HB 599 makes three alterations to Maryland’s Forest Conservation Act (FCA). First, the bill increases the minimum reforestation rate from ¼ acre for every acre removed to 1 acre for every acre removed. The bill also limits an existing exemption under the FCA for the clearing of public utility rights of way and land for electric generating stations to areas of 1 acre or less of forest. Finally, the bill authorizes the Department of Natural Resources (DNR) or a local jurisdiction with a forest conservation program to increase the rates under the fee-in-lieu by 20% for each acre for which money is contributed in lieu of meeting the program’s reforestation or afforestation requirements.

In addition to the significant costs and practical challenges posed by the bill’s requirements, Kinnally responded to the proponent’s contention that the bill was needed to meet Maryland’s “No Net Loss of Forest” policy. From MACo’s testimony:

While the bill poses fiscal challenges to a variety of stakeholders, Maryland appears to be maintaining its tree canopy coverage established under Maryland’s “No Net Loss of Forest” policy established by HB 706 of 2013. According to DNR’s Forest Action Plan 2016-2020, Maryland had a statewide tree canopy cover of almost 50%, exceeding the “No Net Loss” policy of maintaining 40% or more tree canopy cover. This raises the question of why is the bill needed.

Blue Water Baltimore, Chesapeake Bay Foundation, Choose Clean Water Coalition, Maryland Chapter of the Sierra Club,  Maryland Forestry Association, Maryland League of Conservation Voters, and the South River Federation testified in support of the bill.
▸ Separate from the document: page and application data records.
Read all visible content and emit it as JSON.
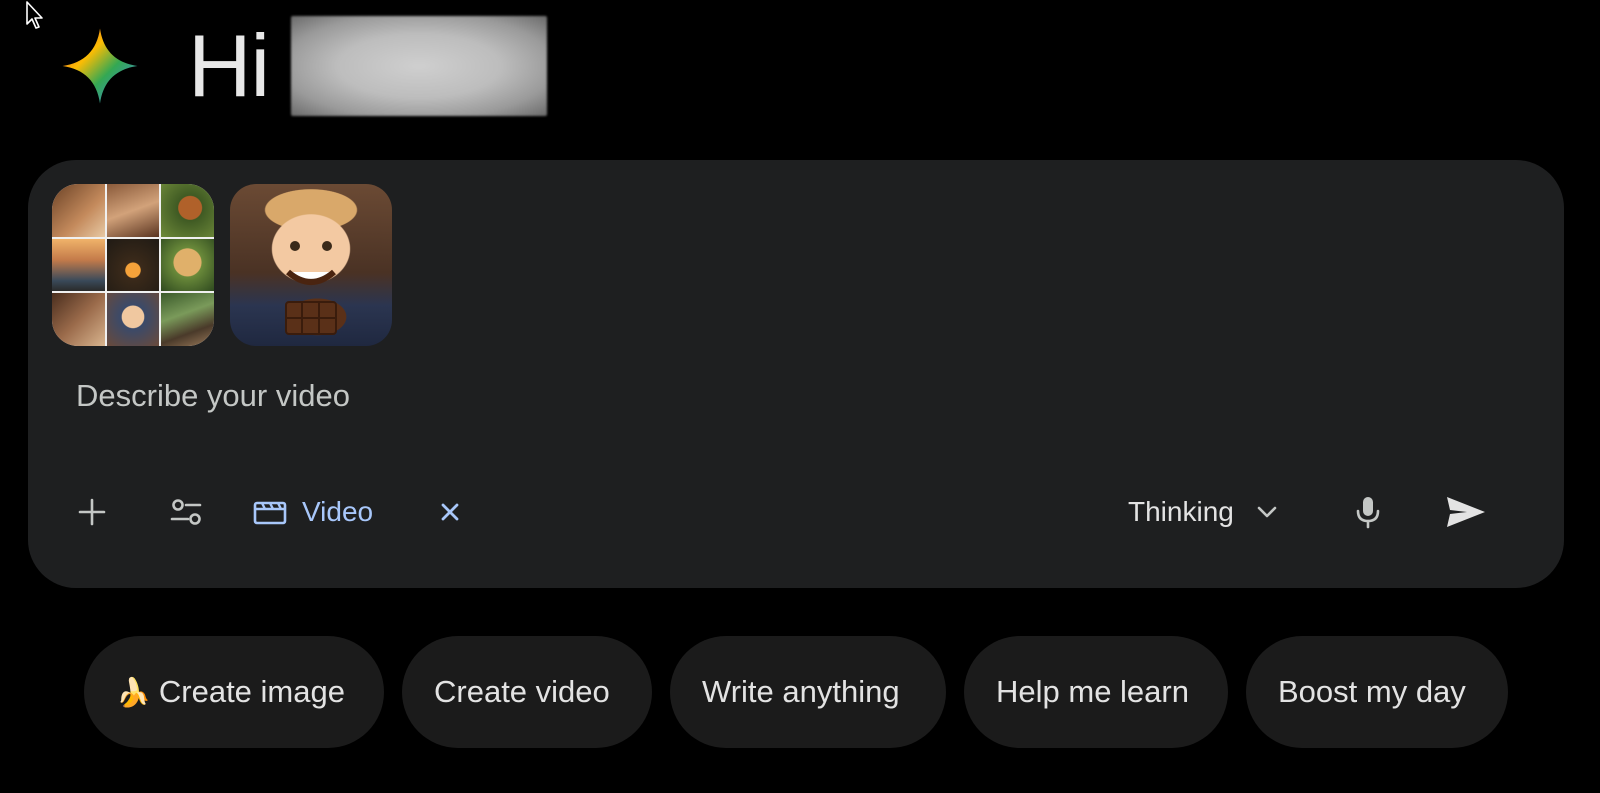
{
  "header": {
    "greeting": "Hi"
  },
  "composer": {
    "attachments": [
      {
        "name": "collage-attachment"
      },
      {
        "name": "kid-chocolate-attachment"
      }
    ],
    "placeholder": "Describe your video",
    "active_tool": {
      "label": "Video",
      "icon": "clapperboard-icon"
    },
    "mode": {
      "label": "Thinking"
    }
  },
  "suggestions": [
    {
      "label": "Create image",
      "icon": "🍌"
    },
    {
      "label": "Create video"
    },
    {
      "label": "Write anything"
    },
    {
      "label": "Help me learn"
    },
    {
      "label": "Boost my day"
    }
  ],
  "colors": {
    "background": "#000000",
    "composer": "#1e1f20",
    "chip": "#1b1b1b",
    "accent": "#a8c7fa",
    "text": "#e3e3e3"
  }
}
Joining MACo in opposition to the bill was the Maryland Association of Realtors, Maryland Building Industry Association, Maryland Municipal League, and NAIOP-MD.

The cross-file to the bill, SB 365, was heard by the Senate Education, Health, and Environmental  Committee on February 7.

Follow MACo’s advocacy efforts during the 2017 legislative session here.

MACo Resists Effort to Dictate Local Land Use Policy

MACo Policy and Legal Counsel, Les Knapp, provided written testimony in opposition to Senate Bill 532, “Temporary Family Health Care Structures – Permits” before the Senate Finance Committee on February 22, 2017.

SB 532 would require a local legislative body to acknowledge a temporary family health care structure as a permitted accessory use in areas with single-family detached dwellings if the structure is used by a family member for the care of a related mentally or physically impaired individual. The legislative body may not require a caregiver to obtain a special use permit for the structure or impose any zoning law on the structure (subject to certain exceptions). The bill also defines the size, design, and requirements the structure must meet and limits a local government to charging a $100 application fee and a $50 annual renewal fee. Finally, the bill exempts the services provided by the caregiver from being included as an “assisted living program” under the Health – General Article.

From MACo testimony:

The care of a physically or mentally impaired relative affects many families and counties will typically work with an individual who is in such unfortunate circumstances. However, the bill imposes a “one size fits all” solution and usurps local land use control rather than acknowledge that a variety of approaches exist.

Follow MACo’s advocacy efforts during the 2017 legislative session here.